Return all the lines below exactly. Any picture among them is omitted.

** Input data follows **

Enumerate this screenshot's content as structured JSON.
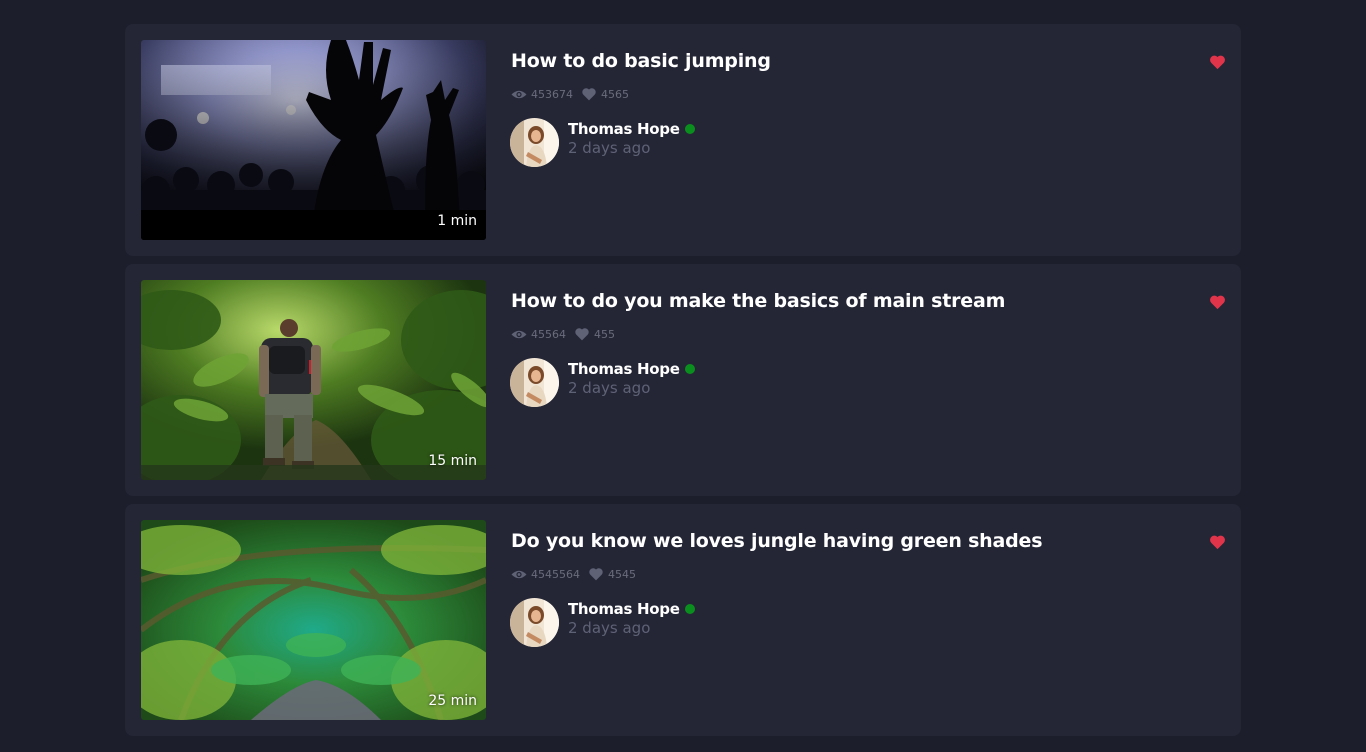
{
  "colors": {
    "page_background": "#1d1e2b",
    "card_background": "#242636",
    "heart_active": "#e0344a",
    "online": "#0a8f1e",
    "muted_text": "#6a6c7c"
  },
  "icons": {
    "views": "eye-icon",
    "likes": "heart-icon",
    "favorite": "heart-filled-icon",
    "status": "online-dot"
  },
  "videos": [
    {
      "title": "How to do basic jumping",
      "duration": "1 min",
      "views": "453674",
      "likes": "4565",
      "favorited": true,
      "author": {
        "name": "Thomas Hope",
        "online": true,
        "posted": "2 days ago"
      },
      "thumbnail": "concert-crowd-raised-hands"
    },
    {
      "title": "How to do you make the basics of main stream",
      "duration": "15 min",
      "views": "45564",
      "likes": "455",
      "favorited": true,
      "author": {
        "name": "Thomas Hope",
        "online": true,
        "posted": "2 days ago"
      },
      "thumbnail": "hiker-with-backpack-in-jungle"
    },
    {
      "title": "Do you know we loves jungle having green shades",
      "duration": "25 min",
      "views": "4545564",
      "likes": "4545",
      "favorited": true,
      "author": {
        "name": "Thomas Hope",
        "online": true,
        "posted": "2 days ago"
      },
      "thumbnail": "green-jungle-path-tunnel"
    }
  ]
}
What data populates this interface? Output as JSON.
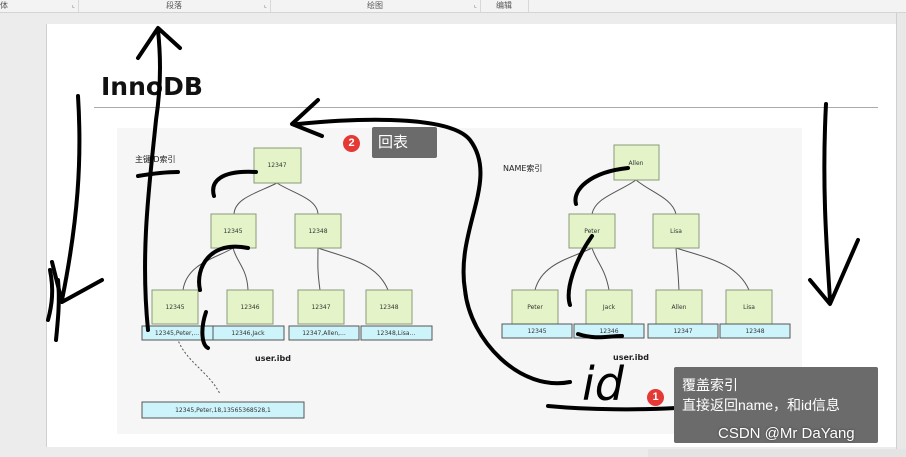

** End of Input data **

*Result*:
Enumerate this screenshot's content as structured JSON.
{
  "colors": {
    "page_background": "#1d1e2b",
    "card_background": "#242636",
    "heart_active": "#e0344a",
    "online": "#0a8f1e",
    "muted_text": "#6a6c7c"
  },
  "icons": {
    "views": "eye-icon",
    "likes": "heart-icon",
    "favorite": "heart-filled-icon",
    "status": "online-dot"
  },
  "videos": [
    {
      "title": "How to do basic jumping",
      "duration": "1 min",
      "views": "453674",
      "likes": "4565",
      "favorited": true,
      "author": {
        "name": "Thomas Hope",
        "online": true,
        "posted": "2 days ago"
      },
      "thumbnail": "concert-crowd-raised-hands"
    },
    {
      "title": "How to do you make the basics of main stream",
      "duration": "15 min",
      "views": "45564",
      "likes": "455",
      "favorited": true,
      "author": {
        "name": "Thomas Hope",
        "online": true,
        "posted": "2 days ago"
      },
      "thumbnail": "hiker-with-backpack-in-jungle"
    },
    {
      "title": "Do you know we loves jungle having green shades",
      "duration": "25 min",
      "views": "4545564",
      "likes": "4545",
      "favorited": true,
      "author": {
        "name": "Thomas Hope",
        "online": true,
        "posted": "2 days ago"
      },
      "thumbnail": "green-jungle-path-tunnel"
    }
  ]
}
What data populates this interface? Output as JSON.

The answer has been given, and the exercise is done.